* [The task]: The result should be the listing below, restated exactly, with its pictures left out.

* [Records for processing]:
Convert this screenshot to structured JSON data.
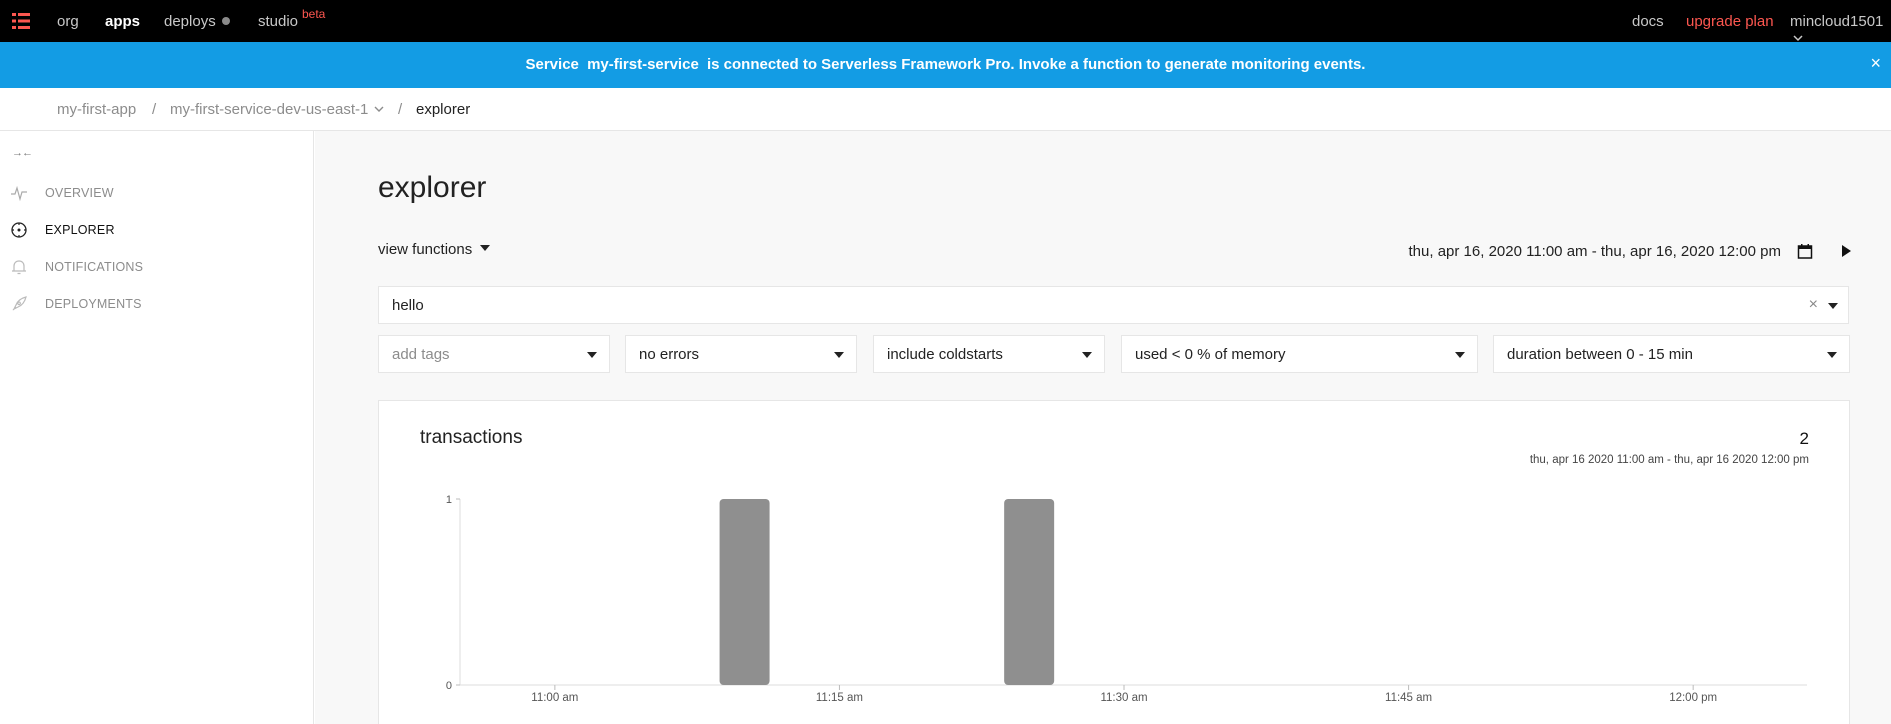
{
  "topnav": {
    "items": [
      {
        "label": "org"
      },
      {
        "label": "apps"
      },
      {
        "label": "deploys"
      },
      {
        "label": "studio"
      }
    ],
    "beta_badge": "beta",
    "docs": "docs",
    "upgrade": "upgrade plan",
    "account": "mincloud1501"
  },
  "banner": {
    "prefix": "Service",
    "service": "my-first-service",
    "suffix": "is connected to Serverless Framework Pro. Invoke a function to generate monitoring events.",
    "close": "×"
  },
  "breadcrumb": {
    "app": "my-first-app",
    "sep": "/",
    "service": "my-first-service-dev-us-east-1",
    "current": "explorer"
  },
  "sidebar": {
    "collapse": "→←",
    "items": [
      {
        "label": "OVERVIEW",
        "icon": "activity-icon"
      },
      {
        "label": "EXPLORER",
        "icon": "compass-icon"
      },
      {
        "label": "NOTIFICATIONS",
        "icon": "bell-icon"
      },
      {
        "label": "DEPLOYMENTS",
        "icon": "rocket-icon"
      }
    ]
  },
  "main": {
    "title": "explorer",
    "view_functions": "view functions",
    "date_range": "thu, apr 16, 2020 11:00 am - thu, apr 16, 2020 12:00 pm",
    "function_select": {
      "value": "hello",
      "clear": "×"
    },
    "filters": [
      {
        "value": "add tags",
        "placeholder": true
      },
      {
        "value": "no errors"
      },
      {
        "value": "include coldstarts"
      },
      {
        "value": "used < 0 % of memory"
      },
      {
        "value": "duration between 0 - 15 min"
      }
    ]
  },
  "card": {
    "title": "transactions",
    "count": "2",
    "range": "thu, apr 16 2020 11:00 am - thu, apr 16 2020 12:00 pm"
  },
  "colors": {
    "banner": "#139ce4",
    "accent": "#fd5750",
    "bar": "#8f8f8f"
  },
  "chart_data": {
    "type": "bar",
    "title": "transactions",
    "xlabel": "",
    "ylabel": "",
    "x_ticks": [
      "11:00 am",
      "11:15 am",
      "11:30 am",
      "11:45 am",
      "12:00 pm"
    ],
    "y_ticks": [
      "0",
      "1"
    ],
    "ylim": [
      0,
      1
    ],
    "xlim_minutes_from_11am": [
      -5,
      66
    ],
    "series": [
      {
        "points": [
          {
            "x": "11:10 am",
            "y": 1
          },
          {
            "x": "11:25 am",
            "y": 1
          }
        ]
      }
    ],
    "grid": false
  }
}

* [Answer to the exercise]:
Convert this screenshot to structured JSON data.
{
  "topnav": {
    "items": [
      {
        "label": "org"
      },
      {
        "label": "apps"
      },
      {
        "label": "deploys"
      },
      {
        "label": "studio"
      }
    ],
    "beta_badge": "beta",
    "docs": "docs",
    "upgrade": "upgrade plan",
    "account": "mincloud1501"
  },
  "banner": {
    "prefix": "Service",
    "service": "my-first-service",
    "suffix": "is connected to Serverless Framework Pro. Invoke a function to generate monitoring events.",
    "close": "×"
  },
  "breadcrumb": {
    "app": "my-first-app",
    "sep": "/",
    "service": "my-first-service-dev-us-east-1",
    "current": "explorer"
  },
  "sidebar": {
    "collapse": "→←",
    "items": [
      {
        "label": "OVERVIEW",
        "icon": "activity-icon"
      },
      {
        "label": "EXPLORER",
        "icon": "compass-icon"
      },
      {
        "label": "NOTIFICATIONS",
        "icon": "bell-icon"
      },
      {
        "label": "DEPLOYMENTS",
        "icon": "rocket-icon"
      }
    ]
  },
  "main": {
    "title": "explorer",
    "view_functions": "view functions",
    "date_range": "thu, apr 16, 2020 11:00 am - thu, apr 16, 2020 12:00 pm",
    "function_select": {
      "value": "hello",
      "clear": "×"
    },
    "filters": [
      {
        "value": "add tags",
        "placeholder": true
      },
      {
        "value": "no errors"
      },
      {
        "value": "include coldstarts"
      },
      {
        "value": "used < 0 % of memory"
      },
      {
        "value": "duration between 0 - 15 min"
      }
    ]
  },
  "card": {
    "title": "transactions",
    "count": "2",
    "range": "thu, apr 16 2020 11:00 am - thu, apr 16 2020 12:00 pm"
  },
  "colors": {
    "banner": "#139ce4",
    "accent": "#fd5750",
    "bar": "#8f8f8f"
  },
  "chart_data": {
    "type": "bar",
    "title": "transactions",
    "xlabel": "",
    "ylabel": "",
    "x_ticks": [
      "11:00 am",
      "11:15 am",
      "11:30 am",
      "11:45 am",
      "12:00 pm"
    ],
    "y_ticks": [
      "0",
      "1"
    ],
    "ylim": [
      0,
      1
    ],
    "xlim_minutes_from_11am": [
      -5,
      66
    ],
    "series": [
      {
        "points": [
          {
            "x": "11:10 am",
            "y": 1
          },
          {
            "x": "11:25 am",
            "y": 1
          }
        ]
      }
    ],
    "grid": false
  }
}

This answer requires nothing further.